→ WHAT YOU HAVE TO DO:
Once every line below has been checked for "content", give only the number of lines that have it.

—————

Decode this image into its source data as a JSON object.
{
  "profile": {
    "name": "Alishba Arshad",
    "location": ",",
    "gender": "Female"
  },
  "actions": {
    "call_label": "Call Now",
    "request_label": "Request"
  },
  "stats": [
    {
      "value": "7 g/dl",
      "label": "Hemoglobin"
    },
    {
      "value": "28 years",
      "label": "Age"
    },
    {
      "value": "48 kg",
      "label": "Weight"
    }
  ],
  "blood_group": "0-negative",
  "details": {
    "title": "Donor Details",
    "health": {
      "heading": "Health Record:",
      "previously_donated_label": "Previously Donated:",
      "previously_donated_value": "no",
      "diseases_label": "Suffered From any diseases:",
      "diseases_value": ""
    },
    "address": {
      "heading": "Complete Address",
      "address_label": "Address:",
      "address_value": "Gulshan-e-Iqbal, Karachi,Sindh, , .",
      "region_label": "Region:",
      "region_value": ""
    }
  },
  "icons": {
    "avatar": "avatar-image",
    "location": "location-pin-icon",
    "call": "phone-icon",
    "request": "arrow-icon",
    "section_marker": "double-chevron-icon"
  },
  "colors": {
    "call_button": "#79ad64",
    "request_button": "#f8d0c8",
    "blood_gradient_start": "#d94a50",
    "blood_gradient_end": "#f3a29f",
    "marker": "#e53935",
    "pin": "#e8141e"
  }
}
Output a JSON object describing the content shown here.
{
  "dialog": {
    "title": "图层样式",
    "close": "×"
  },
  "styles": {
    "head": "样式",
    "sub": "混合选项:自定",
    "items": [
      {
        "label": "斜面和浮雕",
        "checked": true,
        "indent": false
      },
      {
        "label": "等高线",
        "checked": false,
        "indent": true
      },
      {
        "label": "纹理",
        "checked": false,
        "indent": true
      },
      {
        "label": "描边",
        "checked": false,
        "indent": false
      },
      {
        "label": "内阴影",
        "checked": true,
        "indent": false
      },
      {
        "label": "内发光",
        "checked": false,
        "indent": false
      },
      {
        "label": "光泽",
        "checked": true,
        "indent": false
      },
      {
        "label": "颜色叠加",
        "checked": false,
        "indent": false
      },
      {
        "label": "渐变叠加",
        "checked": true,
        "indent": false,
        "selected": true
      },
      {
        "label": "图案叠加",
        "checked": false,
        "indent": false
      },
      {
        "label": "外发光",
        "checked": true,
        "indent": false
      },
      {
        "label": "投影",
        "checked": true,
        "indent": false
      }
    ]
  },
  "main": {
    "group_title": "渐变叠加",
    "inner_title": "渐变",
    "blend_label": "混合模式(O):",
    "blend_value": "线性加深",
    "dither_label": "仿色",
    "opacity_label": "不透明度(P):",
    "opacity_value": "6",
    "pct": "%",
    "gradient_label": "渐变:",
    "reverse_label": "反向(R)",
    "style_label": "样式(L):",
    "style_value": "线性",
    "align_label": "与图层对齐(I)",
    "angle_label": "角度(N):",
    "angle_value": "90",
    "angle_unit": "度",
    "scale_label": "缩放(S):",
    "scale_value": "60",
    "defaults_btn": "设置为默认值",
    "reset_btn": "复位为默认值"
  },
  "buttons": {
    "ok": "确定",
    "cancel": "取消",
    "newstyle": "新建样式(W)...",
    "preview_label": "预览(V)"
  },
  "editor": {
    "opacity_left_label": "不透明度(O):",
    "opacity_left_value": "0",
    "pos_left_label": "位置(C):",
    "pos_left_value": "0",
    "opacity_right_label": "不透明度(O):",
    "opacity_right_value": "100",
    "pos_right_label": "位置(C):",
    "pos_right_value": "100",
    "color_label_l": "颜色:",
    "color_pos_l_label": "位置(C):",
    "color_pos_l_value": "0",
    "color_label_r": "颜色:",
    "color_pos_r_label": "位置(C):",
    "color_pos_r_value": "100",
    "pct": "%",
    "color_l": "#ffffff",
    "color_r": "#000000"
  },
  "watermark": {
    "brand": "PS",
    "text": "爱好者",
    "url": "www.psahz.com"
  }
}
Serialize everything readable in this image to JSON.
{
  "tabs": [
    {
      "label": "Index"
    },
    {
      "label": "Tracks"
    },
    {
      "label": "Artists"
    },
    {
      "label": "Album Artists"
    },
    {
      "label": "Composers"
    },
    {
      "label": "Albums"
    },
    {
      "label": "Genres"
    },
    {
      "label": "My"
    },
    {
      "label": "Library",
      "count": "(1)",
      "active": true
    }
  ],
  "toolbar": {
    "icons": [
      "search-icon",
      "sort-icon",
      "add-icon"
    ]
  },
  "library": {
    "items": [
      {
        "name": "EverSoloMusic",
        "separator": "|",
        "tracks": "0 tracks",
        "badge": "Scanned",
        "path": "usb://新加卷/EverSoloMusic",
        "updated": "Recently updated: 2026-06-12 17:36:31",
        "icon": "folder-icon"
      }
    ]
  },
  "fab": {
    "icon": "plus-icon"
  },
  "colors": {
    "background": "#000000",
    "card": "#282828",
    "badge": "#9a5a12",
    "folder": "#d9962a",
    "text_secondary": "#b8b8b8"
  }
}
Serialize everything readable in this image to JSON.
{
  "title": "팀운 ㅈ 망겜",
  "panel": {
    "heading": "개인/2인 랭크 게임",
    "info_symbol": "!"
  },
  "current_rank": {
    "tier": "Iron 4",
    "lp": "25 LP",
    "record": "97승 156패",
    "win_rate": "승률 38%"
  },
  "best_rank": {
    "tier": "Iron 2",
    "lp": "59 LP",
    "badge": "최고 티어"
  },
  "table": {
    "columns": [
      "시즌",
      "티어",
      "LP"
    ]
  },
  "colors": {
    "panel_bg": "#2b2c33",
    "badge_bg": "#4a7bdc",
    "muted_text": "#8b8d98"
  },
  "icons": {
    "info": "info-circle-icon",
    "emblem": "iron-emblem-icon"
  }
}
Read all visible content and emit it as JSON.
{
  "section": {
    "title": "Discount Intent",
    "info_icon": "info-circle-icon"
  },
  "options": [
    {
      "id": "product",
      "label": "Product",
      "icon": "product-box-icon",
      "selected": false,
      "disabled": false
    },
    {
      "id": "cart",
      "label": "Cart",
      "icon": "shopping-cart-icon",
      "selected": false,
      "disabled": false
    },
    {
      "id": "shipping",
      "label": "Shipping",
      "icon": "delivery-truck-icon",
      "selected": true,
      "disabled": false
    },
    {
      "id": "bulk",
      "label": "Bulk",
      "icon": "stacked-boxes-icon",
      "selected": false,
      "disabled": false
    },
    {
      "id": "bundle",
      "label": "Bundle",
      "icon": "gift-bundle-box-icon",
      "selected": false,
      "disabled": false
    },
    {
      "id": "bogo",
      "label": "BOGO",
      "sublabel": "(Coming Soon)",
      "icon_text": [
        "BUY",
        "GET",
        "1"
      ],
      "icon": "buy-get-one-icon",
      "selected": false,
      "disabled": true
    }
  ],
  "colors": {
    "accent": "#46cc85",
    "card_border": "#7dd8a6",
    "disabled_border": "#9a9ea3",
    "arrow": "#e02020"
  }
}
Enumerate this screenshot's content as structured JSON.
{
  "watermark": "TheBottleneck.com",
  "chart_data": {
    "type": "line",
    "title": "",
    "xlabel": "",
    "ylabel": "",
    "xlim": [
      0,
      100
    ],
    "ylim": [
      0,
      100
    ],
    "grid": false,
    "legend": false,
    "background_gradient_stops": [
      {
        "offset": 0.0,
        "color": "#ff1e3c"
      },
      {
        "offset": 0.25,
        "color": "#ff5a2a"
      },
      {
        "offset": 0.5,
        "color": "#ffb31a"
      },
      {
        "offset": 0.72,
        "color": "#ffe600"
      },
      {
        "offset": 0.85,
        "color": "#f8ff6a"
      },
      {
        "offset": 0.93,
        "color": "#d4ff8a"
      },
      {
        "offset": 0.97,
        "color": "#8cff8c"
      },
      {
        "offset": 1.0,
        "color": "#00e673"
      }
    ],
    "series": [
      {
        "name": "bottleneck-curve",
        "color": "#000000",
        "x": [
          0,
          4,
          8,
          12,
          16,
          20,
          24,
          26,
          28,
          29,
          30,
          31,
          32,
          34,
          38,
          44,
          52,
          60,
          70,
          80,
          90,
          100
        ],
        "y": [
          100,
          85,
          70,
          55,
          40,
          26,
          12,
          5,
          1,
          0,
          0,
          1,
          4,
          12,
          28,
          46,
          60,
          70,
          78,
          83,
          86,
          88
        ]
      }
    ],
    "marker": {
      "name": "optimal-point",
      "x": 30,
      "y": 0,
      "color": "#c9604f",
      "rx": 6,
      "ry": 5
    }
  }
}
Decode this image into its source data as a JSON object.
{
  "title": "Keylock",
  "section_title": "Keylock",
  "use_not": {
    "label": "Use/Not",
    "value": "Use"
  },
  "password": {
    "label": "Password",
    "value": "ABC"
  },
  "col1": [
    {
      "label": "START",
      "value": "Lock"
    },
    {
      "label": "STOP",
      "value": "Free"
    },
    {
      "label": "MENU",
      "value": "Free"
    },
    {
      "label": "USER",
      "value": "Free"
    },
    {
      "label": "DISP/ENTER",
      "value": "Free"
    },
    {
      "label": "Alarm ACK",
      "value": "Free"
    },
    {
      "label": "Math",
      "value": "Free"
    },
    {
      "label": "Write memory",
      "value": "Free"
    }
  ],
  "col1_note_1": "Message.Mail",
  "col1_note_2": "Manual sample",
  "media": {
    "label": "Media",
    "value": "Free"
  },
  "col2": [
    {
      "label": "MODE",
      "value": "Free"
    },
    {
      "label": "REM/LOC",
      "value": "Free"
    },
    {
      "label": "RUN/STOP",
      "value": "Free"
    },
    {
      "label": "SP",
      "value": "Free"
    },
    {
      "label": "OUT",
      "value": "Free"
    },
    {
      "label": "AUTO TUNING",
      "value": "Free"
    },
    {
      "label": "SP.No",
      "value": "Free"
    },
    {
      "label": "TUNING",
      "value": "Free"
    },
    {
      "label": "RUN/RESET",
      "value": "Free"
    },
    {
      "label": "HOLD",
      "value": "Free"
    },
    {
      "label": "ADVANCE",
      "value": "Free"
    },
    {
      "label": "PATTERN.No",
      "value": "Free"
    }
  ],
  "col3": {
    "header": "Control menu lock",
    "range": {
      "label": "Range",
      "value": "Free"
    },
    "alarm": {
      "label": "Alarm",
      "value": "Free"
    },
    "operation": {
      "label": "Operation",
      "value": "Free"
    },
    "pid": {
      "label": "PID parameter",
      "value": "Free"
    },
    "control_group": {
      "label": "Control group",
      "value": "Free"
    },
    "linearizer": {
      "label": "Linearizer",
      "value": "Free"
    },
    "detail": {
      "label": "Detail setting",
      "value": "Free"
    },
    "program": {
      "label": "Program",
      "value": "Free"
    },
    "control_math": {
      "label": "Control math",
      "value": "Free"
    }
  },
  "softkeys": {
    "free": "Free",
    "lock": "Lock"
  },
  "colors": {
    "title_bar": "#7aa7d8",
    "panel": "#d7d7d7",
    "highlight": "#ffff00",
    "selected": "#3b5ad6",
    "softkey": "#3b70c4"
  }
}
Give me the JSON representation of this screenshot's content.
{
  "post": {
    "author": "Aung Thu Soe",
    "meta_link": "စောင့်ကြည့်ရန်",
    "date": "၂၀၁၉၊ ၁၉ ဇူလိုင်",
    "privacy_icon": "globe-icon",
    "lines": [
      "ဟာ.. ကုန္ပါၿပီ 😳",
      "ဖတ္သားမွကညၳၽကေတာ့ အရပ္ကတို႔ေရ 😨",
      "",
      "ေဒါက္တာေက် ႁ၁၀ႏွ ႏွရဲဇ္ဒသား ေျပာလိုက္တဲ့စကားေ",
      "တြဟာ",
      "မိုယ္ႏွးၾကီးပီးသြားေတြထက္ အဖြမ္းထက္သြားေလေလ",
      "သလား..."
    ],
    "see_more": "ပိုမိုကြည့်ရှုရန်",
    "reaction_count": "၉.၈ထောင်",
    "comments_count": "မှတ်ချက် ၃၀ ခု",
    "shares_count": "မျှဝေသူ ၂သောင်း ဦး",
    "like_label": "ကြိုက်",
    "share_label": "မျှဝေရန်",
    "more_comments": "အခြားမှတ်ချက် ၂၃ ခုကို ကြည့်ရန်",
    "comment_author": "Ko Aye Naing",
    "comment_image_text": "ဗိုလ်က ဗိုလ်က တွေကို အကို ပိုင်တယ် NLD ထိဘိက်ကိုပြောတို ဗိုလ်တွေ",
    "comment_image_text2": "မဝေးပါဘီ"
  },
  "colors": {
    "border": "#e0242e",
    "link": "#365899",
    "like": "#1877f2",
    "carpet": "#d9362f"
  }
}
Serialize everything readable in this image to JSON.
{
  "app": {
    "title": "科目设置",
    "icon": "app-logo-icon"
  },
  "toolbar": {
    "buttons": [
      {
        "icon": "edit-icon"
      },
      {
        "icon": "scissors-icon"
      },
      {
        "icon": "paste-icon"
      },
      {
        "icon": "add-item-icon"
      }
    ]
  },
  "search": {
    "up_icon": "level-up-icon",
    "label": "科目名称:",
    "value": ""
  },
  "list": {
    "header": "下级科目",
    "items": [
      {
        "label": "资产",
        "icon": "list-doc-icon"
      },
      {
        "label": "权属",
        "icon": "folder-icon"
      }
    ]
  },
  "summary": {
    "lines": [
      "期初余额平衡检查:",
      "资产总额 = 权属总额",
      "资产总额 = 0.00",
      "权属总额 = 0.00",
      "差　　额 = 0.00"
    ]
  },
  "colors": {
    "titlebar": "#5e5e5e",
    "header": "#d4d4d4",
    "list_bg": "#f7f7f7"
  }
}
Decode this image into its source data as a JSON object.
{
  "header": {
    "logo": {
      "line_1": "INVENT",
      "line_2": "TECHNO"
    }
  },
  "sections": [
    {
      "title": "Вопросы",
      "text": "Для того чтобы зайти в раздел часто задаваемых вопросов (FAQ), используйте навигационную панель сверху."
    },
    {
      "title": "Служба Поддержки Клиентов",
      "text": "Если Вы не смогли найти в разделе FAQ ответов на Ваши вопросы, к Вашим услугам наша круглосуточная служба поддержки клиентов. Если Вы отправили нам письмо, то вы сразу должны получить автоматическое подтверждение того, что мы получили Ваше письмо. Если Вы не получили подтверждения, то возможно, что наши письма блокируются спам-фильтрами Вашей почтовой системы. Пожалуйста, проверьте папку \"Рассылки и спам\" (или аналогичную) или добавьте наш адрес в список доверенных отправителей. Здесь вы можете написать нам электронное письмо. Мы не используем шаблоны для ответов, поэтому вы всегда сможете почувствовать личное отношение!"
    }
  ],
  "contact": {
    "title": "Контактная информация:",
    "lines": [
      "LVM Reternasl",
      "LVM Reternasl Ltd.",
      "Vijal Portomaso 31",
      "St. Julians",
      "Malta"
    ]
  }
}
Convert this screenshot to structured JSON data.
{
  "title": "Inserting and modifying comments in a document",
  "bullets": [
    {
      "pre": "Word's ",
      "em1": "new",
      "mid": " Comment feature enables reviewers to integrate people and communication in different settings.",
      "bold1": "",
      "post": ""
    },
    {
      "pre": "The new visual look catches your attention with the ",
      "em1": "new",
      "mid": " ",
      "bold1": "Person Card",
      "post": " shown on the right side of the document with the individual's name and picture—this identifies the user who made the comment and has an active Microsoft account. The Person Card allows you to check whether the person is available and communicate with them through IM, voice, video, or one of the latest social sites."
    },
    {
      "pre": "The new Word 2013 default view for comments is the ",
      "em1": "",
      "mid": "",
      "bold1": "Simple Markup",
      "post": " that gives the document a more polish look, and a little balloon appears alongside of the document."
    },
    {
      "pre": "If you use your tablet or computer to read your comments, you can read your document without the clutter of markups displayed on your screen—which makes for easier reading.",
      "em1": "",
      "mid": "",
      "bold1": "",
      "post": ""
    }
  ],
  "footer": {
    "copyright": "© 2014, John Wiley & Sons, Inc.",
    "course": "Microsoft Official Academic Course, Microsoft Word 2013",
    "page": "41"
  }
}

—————

→ WRITTEN SOLUTION:
4